↓

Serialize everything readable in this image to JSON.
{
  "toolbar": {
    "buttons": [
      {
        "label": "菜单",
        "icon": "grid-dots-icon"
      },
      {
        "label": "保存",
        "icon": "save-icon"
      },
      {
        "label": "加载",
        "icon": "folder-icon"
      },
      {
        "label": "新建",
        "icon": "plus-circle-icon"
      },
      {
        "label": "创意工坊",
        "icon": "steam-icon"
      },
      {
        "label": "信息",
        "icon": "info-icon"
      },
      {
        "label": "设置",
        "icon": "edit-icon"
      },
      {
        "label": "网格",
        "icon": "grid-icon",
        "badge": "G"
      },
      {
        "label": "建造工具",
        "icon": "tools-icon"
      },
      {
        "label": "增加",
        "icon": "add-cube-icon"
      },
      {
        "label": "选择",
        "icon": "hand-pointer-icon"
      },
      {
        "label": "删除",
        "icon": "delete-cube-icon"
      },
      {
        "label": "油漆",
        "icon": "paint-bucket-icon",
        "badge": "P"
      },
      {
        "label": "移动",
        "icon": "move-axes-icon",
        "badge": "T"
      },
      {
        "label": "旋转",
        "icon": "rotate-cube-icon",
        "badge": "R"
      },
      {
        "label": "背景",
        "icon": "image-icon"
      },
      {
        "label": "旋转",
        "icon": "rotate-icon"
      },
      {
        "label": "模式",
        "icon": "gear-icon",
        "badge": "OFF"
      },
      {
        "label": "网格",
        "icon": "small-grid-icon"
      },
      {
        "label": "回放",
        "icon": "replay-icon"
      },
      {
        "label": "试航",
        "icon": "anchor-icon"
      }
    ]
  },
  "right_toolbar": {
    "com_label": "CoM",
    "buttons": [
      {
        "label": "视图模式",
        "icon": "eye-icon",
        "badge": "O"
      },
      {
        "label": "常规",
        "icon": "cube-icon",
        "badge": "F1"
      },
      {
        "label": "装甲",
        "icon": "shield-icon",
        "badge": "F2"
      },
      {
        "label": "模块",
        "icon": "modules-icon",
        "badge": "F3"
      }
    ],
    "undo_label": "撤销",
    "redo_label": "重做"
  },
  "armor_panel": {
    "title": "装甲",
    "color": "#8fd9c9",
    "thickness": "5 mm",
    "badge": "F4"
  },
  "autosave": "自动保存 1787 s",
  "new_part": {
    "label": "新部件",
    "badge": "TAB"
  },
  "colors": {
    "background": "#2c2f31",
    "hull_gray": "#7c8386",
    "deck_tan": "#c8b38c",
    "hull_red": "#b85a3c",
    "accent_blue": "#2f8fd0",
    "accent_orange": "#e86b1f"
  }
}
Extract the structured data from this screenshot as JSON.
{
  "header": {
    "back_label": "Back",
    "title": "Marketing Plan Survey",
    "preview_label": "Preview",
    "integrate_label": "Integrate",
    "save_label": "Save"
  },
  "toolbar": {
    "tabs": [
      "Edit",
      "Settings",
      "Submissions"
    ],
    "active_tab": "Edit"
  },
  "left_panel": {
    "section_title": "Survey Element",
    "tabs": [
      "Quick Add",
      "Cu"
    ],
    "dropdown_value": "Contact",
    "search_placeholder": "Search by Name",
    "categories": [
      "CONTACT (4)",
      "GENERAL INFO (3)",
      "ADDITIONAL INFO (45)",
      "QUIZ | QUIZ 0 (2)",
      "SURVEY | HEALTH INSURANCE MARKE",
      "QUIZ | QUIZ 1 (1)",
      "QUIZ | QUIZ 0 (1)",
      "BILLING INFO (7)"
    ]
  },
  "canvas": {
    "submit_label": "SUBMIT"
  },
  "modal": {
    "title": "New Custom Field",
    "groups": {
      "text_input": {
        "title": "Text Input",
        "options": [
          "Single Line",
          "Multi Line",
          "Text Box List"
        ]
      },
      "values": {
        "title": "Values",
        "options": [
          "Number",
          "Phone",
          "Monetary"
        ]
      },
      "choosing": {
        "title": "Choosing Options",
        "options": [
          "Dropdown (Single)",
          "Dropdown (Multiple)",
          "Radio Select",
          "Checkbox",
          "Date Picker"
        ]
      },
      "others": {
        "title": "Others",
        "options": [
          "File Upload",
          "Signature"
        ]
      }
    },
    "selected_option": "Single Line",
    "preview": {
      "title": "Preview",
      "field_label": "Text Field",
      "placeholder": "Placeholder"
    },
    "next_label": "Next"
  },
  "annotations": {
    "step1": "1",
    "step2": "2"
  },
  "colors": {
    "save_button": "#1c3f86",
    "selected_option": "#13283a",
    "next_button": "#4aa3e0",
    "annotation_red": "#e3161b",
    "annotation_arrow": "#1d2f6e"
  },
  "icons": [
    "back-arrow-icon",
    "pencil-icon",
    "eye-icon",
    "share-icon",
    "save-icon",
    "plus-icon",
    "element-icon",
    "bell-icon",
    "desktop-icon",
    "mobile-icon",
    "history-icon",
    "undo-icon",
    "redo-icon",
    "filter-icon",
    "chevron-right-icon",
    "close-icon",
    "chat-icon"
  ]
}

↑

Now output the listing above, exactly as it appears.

→ Exercise output:
Serialize everything readable in this image to JSON.
{
  "toolbar": {
    "buttons": [
      {
        "label": "菜单",
        "icon": "grid-dots-icon"
      },
      {
        "label": "保存",
        "icon": "save-icon"
      },
      {
        "label": "加载",
        "icon": "folder-icon"
      },
      {
        "label": "新建",
        "icon": "plus-circle-icon"
      },
      {
        "label": "创意工坊",
        "icon": "steam-icon"
      },
      {
        "label": "信息",
        "icon": "info-icon"
      },
      {
        "label": "设置",
        "icon": "edit-icon"
      },
      {
        "label": "网格",
        "icon": "grid-icon",
        "badge": "G"
      },
      {
        "label": "建造工具",
        "icon": "tools-icon"
      },
      {
        "label": "增加",
        "icon": "add-cube-icon"
      },
      {
        "label": "选择",
        "icon": "hand-pointer-icon"
      },
      {
        "label": "删除",
        "icon": "delete-cube-icon"
      },
      {
        "label": "油漆",
        "icon": "paint-bucket-icon",
        "badge": "P"
      },
      {
        "label": "移动",
        "icon": "move-axes-icon",
        "badge": "T"
      },
      {
        "label": "旋转",
        "icon": "rotate-cube-icon",
        "badge": "R"
      },
      {
        "label": "背景",
        "icon": "image-icon"
      },
      {
        "label": "旋转",
        "icon": "rotate-icon"
      },
      {
        "label": "模式",
        "icon": "gear-icon",
        "badge": "OFF"
      },
      {
        "label": "网格",
        "icon": "small-grid-icon"
      },
      {
        "label": "回放",
        "icon": "replay-icon"
      },
      {
        "label": "试航",
        "icon": "anchor-icon"
      }
    ]
  },
  "right_toolbar": {
    "com_label": "CoM",
    "buttons": [
      {
        "label": "视图模式",
        "icon": "eye-icon",
        "badge": "O"
      },
      {
        "label": "常规",
        "icon": "cube-icon",
        "badge": "F1"
      },
      {
        "label": "装甲",
        "icon": "shield-icon",
        "badge": "F2"
      },
      {
        "label": "模块",
        "icon": "modules-icon",
        "badge": "F3"
      }
    ],
    "undo_label": "撤销",
    "redo_label": "重做"
  },
  "armor_panel": {
    "title": "装甲",
    "color": "#8fd9c9",
    "thickness": "5 mm",
    "badge": "F4"
  },
  "autosave": "自动保存 1787 s",
  "new_part": {
    "label": "新部件",
    "badge": "TAB"
  },
  "colors": {
    "background": "#2c2f31",
    "hull_gray": "#7c8386",
    "deck_tan": "#c8b38c",
    "hull_red": "#b85a3c",
    "accent_blue": "#2f8fd0",
    "accent_orange": "#e86b1f"
  }
}
Extract the structured data from this screenshot as JSON.
{
  "header": {
    "back_label": "Back",
    "title": "Marketing Plan Survey",
    "preview_label": "Preview",
    "integrate_label": "Integrate",
    "save_label": "Save"
  },
  "toolbar": {
    "tabs": [
      "Edit",
      "Settings",
      "Submissions"
    ],
    "active_tab": "Edit"
  },
  "left_panel": {
    "section_title": "Survey Element",
    "tabs": [
      "Quick Add",
      "Cu"
    ],
    "dropdown_value": "Contact",
    "search_placeholder": "Search by Name",
    "categories": [
      "CONTACT (4)",
      "GENERAL INFO (3)",
      "ADDITIONAL INFO (45)",
      "QUIZ | QUIZ 0 (2)",
      "SURVEY | HEALTH INSURANCE MARKE",
      "QUIZ | QUIZ 1 (1)",
      "QUIZ | QUIZ 0 (1)",
      "BILLING INFO (7)"
    ]
  },
  "canvas": {
    "submit_label": "SUBMIT"
  },
  "modal": {
    "title": "New Custom Field",
    "groups": {
      "text_input": {
        "title": "Text Input",
        "options": [
          "Single Line",
          "Multi Line",
          "Text Box List"
        ]
      },
      "values": {
        "title": "Values",
        "options": [
          "Number",
          "Phone",
          "Monetary"
        ]
      },
      "choosing": {
        "title": "Choosing Options",
        "options": [
          "Dropdown (Single)",
          "Dropdown (Multiple)",
          "Radio Select",
          "Checkbox",
          "Date Picker"
        ]
      },
      "others": {
        "title": "Others",
        "options": [
          "File Upload",
          "Signature"
        ]
      }
    },
    "selected_option": "Single Line",
    "preview": {
      "title": "Preview",
      "field_label": "Text Field",
      "placeholder": "Placeholder"
    },
    "next_label": "Next"
  },
  "annotations": {
    "step1": "1",
    "step2": "2"
  },
  "colors": {
    "save_button": "#1c3f86",
    "selected_option": "#13283a",
    "next_button": "#4aa3e0",
    "annotation_red": "#e3161b",
    "annotation_arrow": "#1d2f6e"
  },
  "icons": [
    "back-arrow-icon",
    "pencil-icon",
    "eye-icon",
    "share-icon",
    "save-icon",
    "plus-icon",
    "element-icon",
    "bell-icon",
    "desktop-icon",
    "mobile-icon",
    "history-icon",
    "undo-icon",
    "redo-icon",
    "filter-icon",
    "chevron-right-icon",
    "close-icon",
    "chat-icon"
  ]
}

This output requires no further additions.